───── Supplied information ─────

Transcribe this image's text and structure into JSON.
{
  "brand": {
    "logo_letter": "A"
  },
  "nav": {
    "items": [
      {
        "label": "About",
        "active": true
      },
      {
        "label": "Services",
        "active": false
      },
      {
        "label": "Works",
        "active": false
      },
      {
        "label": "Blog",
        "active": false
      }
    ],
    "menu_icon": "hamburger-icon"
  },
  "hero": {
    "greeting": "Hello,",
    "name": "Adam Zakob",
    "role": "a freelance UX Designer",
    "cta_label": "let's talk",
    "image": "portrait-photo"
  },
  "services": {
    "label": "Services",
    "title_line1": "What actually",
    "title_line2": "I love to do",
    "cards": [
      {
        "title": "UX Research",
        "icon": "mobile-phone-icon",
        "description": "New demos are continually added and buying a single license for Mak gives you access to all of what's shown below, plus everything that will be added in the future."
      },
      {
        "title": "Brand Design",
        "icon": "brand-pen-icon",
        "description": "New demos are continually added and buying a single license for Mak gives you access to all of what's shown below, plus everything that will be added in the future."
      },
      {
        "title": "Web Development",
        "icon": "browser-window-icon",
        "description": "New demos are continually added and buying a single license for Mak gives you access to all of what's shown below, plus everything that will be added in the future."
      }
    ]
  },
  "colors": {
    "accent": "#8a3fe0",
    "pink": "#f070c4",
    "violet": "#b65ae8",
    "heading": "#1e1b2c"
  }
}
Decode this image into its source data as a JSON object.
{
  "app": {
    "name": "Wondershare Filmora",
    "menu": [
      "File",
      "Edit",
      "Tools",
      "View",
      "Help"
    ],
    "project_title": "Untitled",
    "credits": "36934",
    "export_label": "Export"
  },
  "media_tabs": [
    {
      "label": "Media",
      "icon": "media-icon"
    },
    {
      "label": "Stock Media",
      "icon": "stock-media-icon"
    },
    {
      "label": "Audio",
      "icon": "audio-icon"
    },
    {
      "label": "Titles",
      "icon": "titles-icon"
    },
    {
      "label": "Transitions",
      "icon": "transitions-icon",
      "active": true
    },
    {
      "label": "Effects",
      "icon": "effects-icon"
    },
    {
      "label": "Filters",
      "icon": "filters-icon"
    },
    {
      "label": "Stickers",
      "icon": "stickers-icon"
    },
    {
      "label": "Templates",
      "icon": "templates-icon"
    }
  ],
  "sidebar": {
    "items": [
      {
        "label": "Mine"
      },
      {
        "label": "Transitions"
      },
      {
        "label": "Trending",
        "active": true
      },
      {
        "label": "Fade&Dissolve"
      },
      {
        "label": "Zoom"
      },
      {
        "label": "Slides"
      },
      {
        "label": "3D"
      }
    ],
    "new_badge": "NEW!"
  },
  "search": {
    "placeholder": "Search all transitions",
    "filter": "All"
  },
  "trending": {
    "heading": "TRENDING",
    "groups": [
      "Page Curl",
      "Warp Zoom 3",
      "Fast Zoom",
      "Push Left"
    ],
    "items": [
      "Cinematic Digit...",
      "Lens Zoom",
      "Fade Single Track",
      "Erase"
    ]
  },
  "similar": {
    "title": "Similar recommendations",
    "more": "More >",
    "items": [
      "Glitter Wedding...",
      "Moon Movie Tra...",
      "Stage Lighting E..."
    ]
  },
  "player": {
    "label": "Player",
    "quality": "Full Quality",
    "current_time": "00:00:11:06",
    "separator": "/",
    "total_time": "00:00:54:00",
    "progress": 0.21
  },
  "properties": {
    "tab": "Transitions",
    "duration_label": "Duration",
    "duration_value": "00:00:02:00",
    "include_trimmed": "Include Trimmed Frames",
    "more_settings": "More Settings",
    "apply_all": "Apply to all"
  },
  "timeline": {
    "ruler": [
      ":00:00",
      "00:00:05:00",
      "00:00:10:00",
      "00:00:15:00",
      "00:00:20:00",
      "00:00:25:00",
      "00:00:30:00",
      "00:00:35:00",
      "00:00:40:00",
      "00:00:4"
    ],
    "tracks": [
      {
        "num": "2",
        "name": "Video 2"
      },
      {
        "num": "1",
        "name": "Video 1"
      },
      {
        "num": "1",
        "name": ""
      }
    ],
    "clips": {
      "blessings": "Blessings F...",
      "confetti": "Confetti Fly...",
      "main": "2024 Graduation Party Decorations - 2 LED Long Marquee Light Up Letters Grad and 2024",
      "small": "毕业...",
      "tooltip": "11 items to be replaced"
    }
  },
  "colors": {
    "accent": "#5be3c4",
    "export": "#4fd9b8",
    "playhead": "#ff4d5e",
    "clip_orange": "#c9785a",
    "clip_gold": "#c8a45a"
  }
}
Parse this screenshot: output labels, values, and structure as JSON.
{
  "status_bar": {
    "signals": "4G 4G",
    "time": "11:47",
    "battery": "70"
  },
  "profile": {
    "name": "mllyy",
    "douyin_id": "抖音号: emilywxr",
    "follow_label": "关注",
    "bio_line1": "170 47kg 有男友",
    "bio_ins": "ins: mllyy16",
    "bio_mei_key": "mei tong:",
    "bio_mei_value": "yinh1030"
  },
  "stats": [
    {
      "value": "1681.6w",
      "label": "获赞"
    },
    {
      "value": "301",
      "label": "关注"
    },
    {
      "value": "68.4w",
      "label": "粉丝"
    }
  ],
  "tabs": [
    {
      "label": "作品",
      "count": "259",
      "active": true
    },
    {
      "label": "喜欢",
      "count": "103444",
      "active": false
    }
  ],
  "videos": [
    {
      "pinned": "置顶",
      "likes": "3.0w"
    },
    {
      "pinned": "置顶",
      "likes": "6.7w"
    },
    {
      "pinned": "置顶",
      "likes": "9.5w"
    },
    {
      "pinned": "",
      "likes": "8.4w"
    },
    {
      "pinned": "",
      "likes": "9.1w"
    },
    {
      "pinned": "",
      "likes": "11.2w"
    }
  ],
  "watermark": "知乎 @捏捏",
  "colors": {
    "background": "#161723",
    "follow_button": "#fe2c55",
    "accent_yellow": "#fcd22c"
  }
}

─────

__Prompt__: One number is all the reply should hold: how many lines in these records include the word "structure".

__Response to the exercise__: 2